It does not matter the industry or size of your business or organization, there will always be certain laws and regulations that must be followed as part of your operations, and this is often referred to as compliance.
What Is Compliance?
Compliance in business is often referred to as “compliance action” or “compliance standard.” To gain a clearer understanding of what is referred to as a compliance action and what is referred to as a compliance standard and why either of them matters in your industry, it is important for you to know the difference between the terms.
First, compliance is the set of processes an organization uses to ensure all employees within the organization (and the organization itself) are abiding by all internal rules of conduct and external rules and regulations. Compliance may include a business or organization’s written values, the employee handbook, or policies for complying with various legal obligations.
Compliance as an Action
Compliance is an “action” if there’s a deliberate recognition of the specific rules and policies. Compliance is an action if it is considered essential to a business or organization’s existence.
Compliance as a Standard
Compliance is referred to as a standard if there is a practical set of rules and policies to help maintain productivity and efficiency within a business or organization. These rules and standards should not only be relevant but should also be properly enforced properly and observed within the business or organization.
To consider compliance as a standard, your business or organization has to do more than abide by the rules and regulations. There needs to be a clear understanding of the rules and regulations and how they will address the current and future needs of the business or organization.
Good compliance represents an opportunity for every business or organization to improve the value of the business or organization. The benefits of compliance include more than making the business or organization more attractive to investors or stakeholders in the future, but also more immediate benefits.

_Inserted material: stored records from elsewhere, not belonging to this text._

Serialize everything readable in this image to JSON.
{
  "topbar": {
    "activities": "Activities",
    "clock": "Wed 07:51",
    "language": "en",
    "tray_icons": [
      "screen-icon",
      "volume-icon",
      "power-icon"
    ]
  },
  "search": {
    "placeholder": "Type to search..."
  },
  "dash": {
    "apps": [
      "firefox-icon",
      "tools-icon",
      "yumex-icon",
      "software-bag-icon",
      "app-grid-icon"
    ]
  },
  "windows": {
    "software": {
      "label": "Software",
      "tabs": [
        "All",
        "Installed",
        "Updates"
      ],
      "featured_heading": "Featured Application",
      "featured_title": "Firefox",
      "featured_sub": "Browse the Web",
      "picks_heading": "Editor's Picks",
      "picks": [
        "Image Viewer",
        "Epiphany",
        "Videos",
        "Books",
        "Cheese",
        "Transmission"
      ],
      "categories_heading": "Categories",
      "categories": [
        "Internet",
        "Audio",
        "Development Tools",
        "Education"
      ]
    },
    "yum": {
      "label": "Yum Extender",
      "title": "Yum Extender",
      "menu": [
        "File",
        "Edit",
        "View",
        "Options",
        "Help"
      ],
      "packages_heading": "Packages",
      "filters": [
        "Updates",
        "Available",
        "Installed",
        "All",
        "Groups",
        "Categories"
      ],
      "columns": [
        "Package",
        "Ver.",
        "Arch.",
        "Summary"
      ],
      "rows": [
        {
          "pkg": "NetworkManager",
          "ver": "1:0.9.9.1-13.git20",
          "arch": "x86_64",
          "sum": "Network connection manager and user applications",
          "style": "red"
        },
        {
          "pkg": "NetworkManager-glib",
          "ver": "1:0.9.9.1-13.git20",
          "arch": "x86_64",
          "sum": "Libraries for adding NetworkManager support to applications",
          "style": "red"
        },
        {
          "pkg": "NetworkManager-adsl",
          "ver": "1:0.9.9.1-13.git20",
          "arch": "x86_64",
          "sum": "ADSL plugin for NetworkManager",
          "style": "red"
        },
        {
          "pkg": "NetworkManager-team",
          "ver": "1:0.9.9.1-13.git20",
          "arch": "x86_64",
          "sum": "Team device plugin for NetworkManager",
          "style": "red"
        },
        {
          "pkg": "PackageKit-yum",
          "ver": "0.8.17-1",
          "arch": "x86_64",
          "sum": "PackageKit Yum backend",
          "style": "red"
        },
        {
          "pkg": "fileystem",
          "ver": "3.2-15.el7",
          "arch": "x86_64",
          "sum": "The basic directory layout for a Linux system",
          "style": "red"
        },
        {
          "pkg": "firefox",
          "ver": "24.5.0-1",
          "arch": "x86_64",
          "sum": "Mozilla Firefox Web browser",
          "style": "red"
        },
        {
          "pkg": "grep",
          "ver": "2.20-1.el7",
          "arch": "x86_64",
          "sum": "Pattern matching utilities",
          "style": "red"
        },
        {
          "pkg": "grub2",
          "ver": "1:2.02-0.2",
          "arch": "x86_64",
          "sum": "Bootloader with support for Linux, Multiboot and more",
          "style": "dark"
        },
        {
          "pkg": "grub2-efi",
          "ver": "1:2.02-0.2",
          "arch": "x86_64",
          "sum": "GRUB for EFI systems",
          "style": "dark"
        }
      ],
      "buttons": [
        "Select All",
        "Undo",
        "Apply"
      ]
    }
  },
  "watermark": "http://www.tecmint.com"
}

Businesses and organizations that have a history of being compliant will indicate a fully functional and well-operated business. On the other hand, a less than stellar compliance record could indicate that your business operations are not being handled properly, which could be viewed by potential investors or potential job candidates as a risk they are not willing to take.
Regulatory compliance deals with various guidelines that the law requires businesses and organizations to follow. For example, it might involve observing rules set forth by the Cybersecurity Maturity Model Certification (CMMC), a cybersecurity framework manufacturers should consider to protect their business or organization. For those who are a part of the manufacturing industry or will soon be a part of this industry, the CMMC will be a requirement for all new and renewing contracts.
Also, accounting firms have a fiduciary responsibility to their clients and their employees and to ensure Protected PII is secured. There are covered entities that must follow HIPAA regulations, including the following: Health insurance companies, HMOs, company health plans, and government programs such as Medicare and Medicaid.
Why is Compliance Important?
One of the most important reasons that compliance is so important is that you owe the people who depend on your services to comply with the law. Regardless of the services or products you provide, you have to be able to assure your target audience that you are regulating the conduct of everyone in your workplace and that you are complying with all guidelines and regulations.
Unfortunately, many businesses and organizations do not give significant thought to compliance. Businesses and organizations that take a nonchalant approach to regulating the conduct of their employees and abiding by laws and regulations will find themselves at risk of violating a number of regulations. Businesses and organizations that believe everything is “fine” may not pay careful attention to their employees and how operations are handled, but this can be extremely risky.
Another reason why compliance is so important is that it will decrease your risk of fines, penalties, downtime, and lawsuits. There are numerous regulations and laws in regard to how your business or organization should manage its employees, manage its operations, negotiate, implement safety rules, and more.
When you fail to meet some compliance requirements, there is always the chance that you can face costly penalties. If you fail to meet one or more legal obligations, such as in the manufacturing, health, and accounting industry, you can severely damage your reputation. It is important to make sure you understand all the legal obligations that apply to your industry and how you should comply with them.
How to Implement a Compliance Plan
Due to the significance of compliance, your business or organization needs to take a proactive approach to creating an effective compliance plan. One of the first steps to achieving an effective compliance plan will start with conducting a compliance audit that will determine what problems exist and what you should do to address those problems. The compliance audit will require you to determine the strengths and weaknesses of all aspects of your business and organization.
By assessing the weaknesses and risks of your business or organization, you will not only know what they are, but you will also be able to determine how impactful the risks could be to your business. Once you identify the weaknesses and risks, you will be able to establish best practices and put each one into action. Once you are familiar with the laws and regulations that apply to your business or organization, you will be able to determine how costly and impactful one or more compliance violations will be for your business.
With an effective compliance plan, your business or organization can achieve a wealth of benefits and work towards higher efficiency, higher productivity, and better overall performance in the industry. If you are prepared to create a healthy compliance environment for your business or organization, contact Palindrome Consulting today to schedule your free quote.